Task:
Select the lines below containing the word "JSON".

Task data:
________________________

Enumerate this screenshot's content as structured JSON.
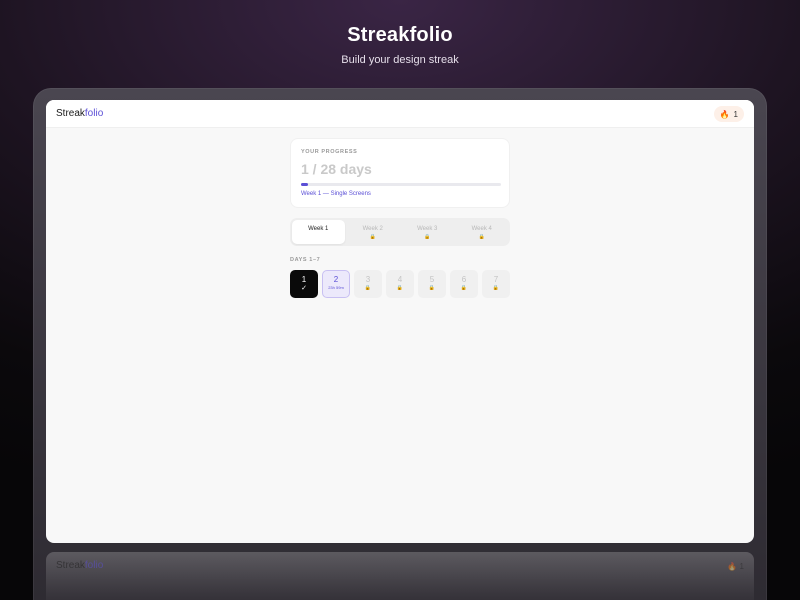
{
  "hero": {
    "title": "Streakfolio",
    "subtitle": "Build your design streak"
  },
  "app": {
    "brand_main": "Streak",
    "brand_accent": "folio",
    "streak_icon": "fire-icon",
    "streak_count": "1"
  },
  "progress": {
    "label": "YOUR PROGRESS",
    "days": "1 / 28 days",
    "fraction": 0.036,
    "caption": "Week 1 — Single Screens"
  },
  "weeks": [
    {
      "label": "Week 1",
      "locked": false,
      "active": true
    },
    {
      "label": "Week 2",
      "locked": true,
      "active": false,
      "lock_icon": "🔒"
    },
    {
      "label": "Week 3",
      "locked": true,
      "active": false,
      "lock_icon": "🔒"
    },
    {
      "label": "Week 4",
      "locked": true,
      "active": false,
      "lock_icon": "🔒"
    }
  ],
  "days_label": "DAYS 1–7",
  "days": [
    {
      "num": "1",
      "sub": "✓",
      "state": "done"
    },
    {
      "num": "2",
      "sub": "23h 59m",
      "state": "current"
    },
    {
      "num": "3",
      "sub": "🔒",
      "state": "locked"
    },
    {
      "num": "4",
      "sub": "🔒",
      "state": "locked"
    },
    {
      "num": "5",
      "sub": "🔒",
      "state": "locked"
    },
    {
      "num": "6",
      "sub": "🔒",
      "state": "locked"
    },
    {
      "num": "7",
      "sub": "🔒",
      "state": "locked"
    }
  ],
  "colors": {
    "accent": "#5b4fd6",
    "done": "#0a0a0a",
    "current_bg": "#ece9fb",
    "lock": "#d3b03a",
    "streak_pill": "#fdf0e8"
  }
}
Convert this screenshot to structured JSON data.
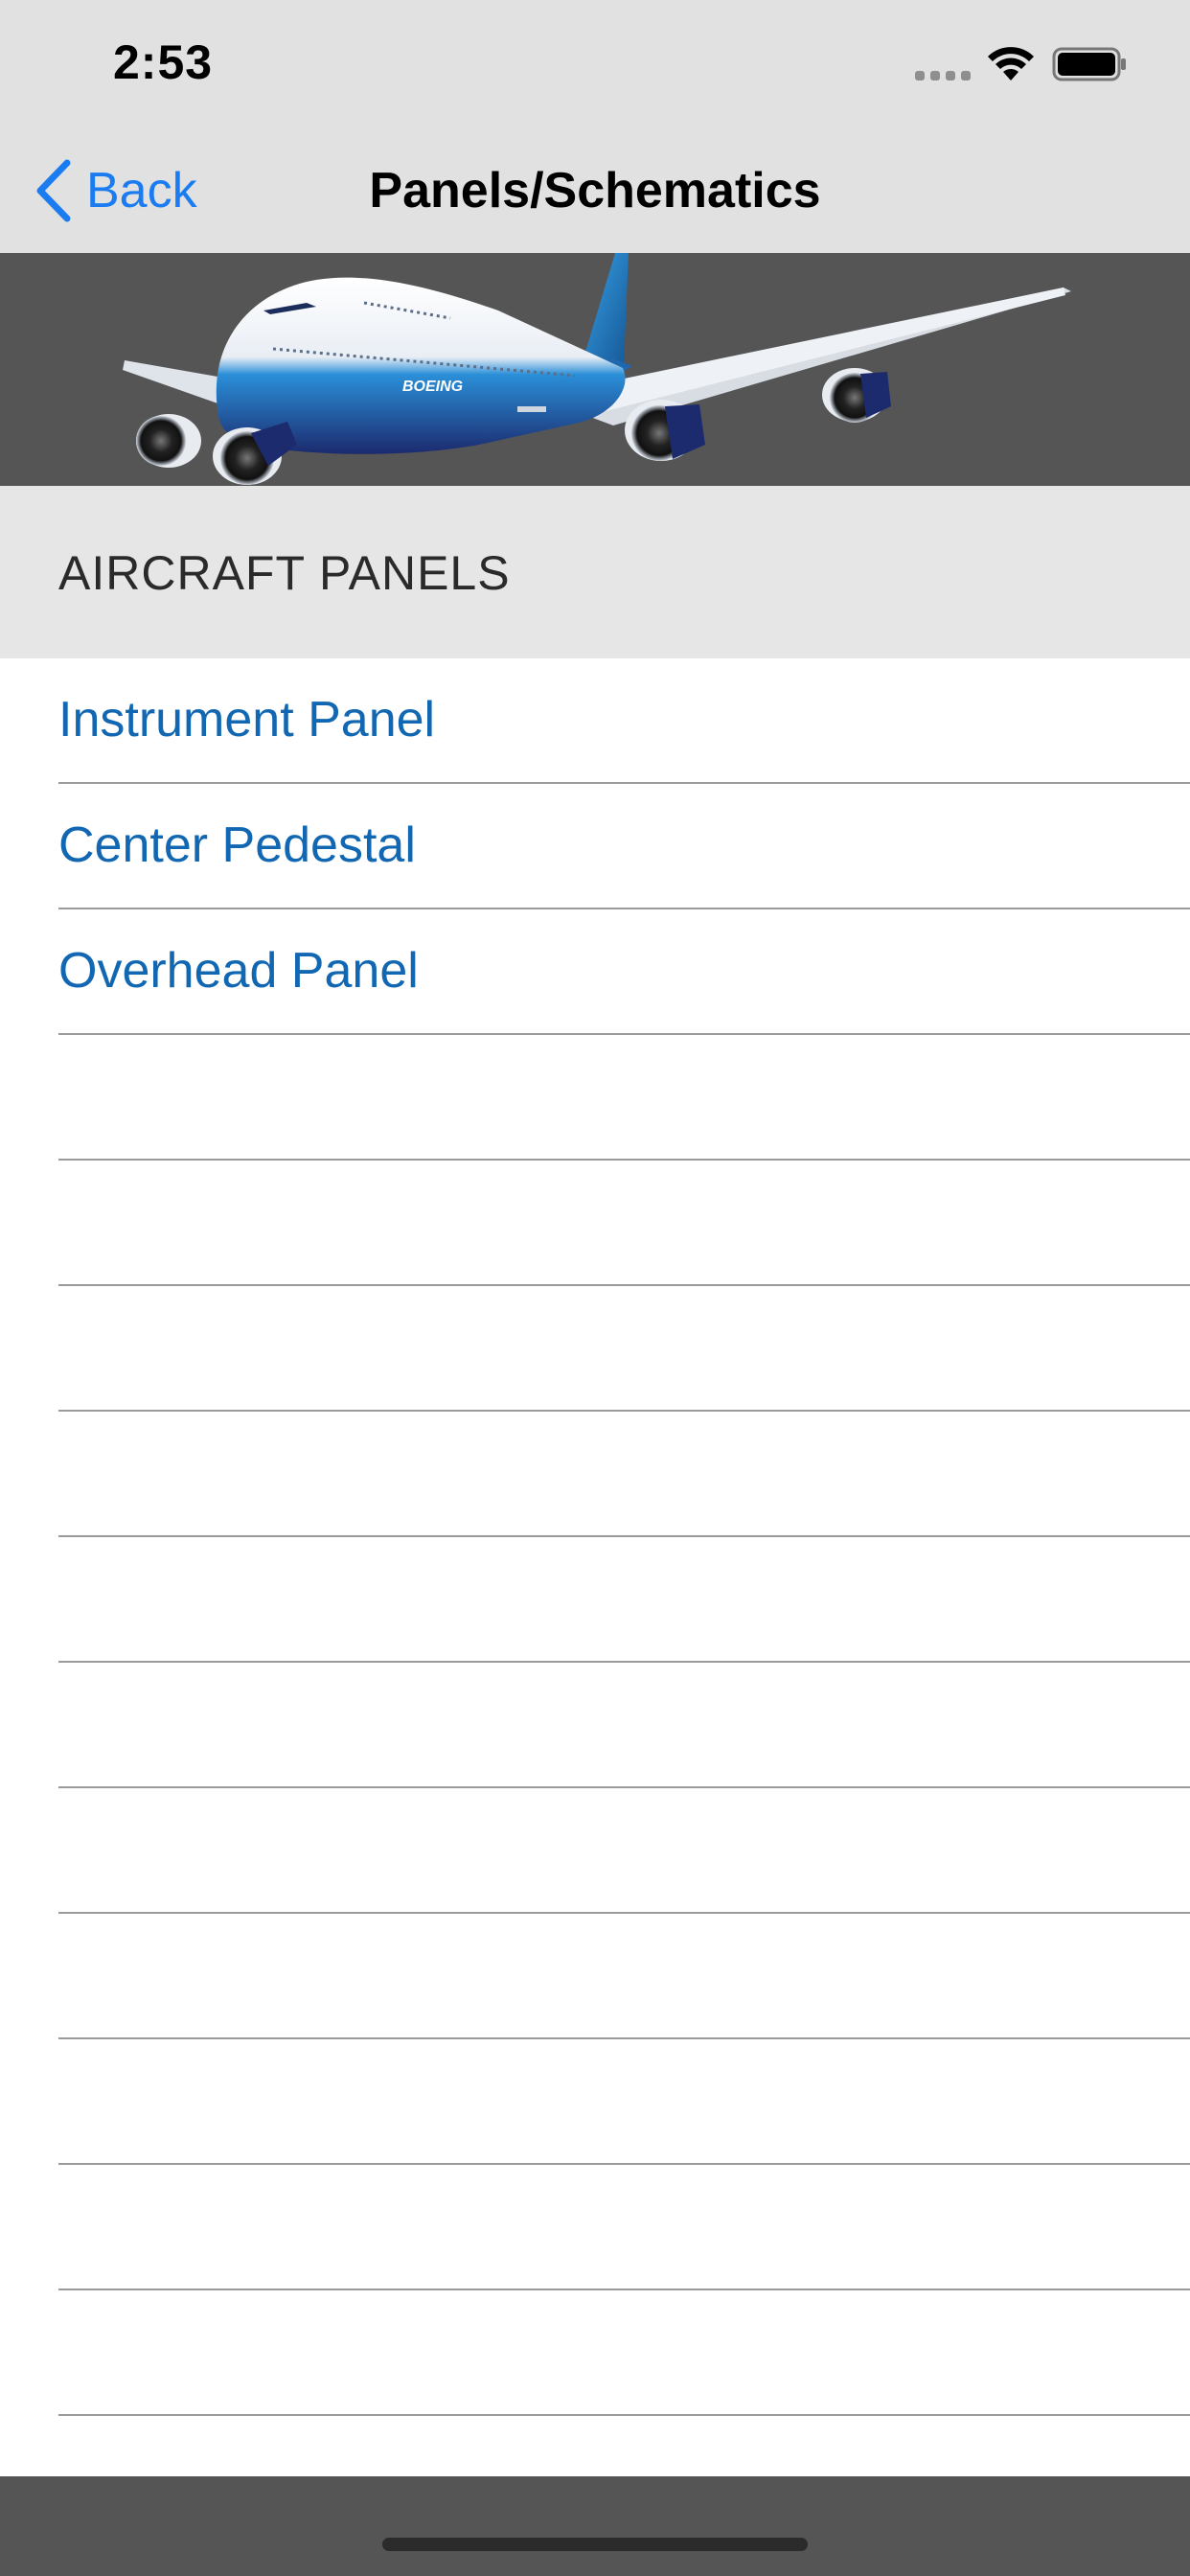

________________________

Answer for the task:
Enumerate this screenshot's content as structured JSON.
Convert this screenshot to structured JSON data.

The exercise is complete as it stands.